*** Material supplied ***

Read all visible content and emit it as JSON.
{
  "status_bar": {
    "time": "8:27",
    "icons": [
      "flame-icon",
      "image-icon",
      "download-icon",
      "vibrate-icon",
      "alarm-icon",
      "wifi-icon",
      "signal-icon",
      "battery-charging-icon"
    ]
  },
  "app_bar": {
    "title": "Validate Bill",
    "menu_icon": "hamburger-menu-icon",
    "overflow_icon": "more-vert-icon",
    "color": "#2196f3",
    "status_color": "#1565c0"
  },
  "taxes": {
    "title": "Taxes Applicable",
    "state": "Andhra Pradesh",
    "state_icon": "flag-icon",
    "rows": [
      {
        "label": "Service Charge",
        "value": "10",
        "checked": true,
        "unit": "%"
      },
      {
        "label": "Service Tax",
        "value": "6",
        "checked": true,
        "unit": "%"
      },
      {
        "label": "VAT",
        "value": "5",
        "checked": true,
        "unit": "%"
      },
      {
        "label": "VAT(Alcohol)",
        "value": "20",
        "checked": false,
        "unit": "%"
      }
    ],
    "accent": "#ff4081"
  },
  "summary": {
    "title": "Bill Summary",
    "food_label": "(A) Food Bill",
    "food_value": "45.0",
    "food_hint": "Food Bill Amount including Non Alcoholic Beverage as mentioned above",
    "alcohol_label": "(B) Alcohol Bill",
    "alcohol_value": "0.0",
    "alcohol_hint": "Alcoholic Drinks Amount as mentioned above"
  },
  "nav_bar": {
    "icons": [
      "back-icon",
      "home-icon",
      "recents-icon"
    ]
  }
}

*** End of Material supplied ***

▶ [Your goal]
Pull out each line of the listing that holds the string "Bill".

▶ [Answer space]
    "title": "Validate Bill",
    "title": "Bill Summary",
    "food_label": "(A) Food Bill",
    "food_hint": "Food Bill Amount including Non Alcoholic Beverage as mentioned above",
    "alcohol_label": "(B) Alcohol Bill",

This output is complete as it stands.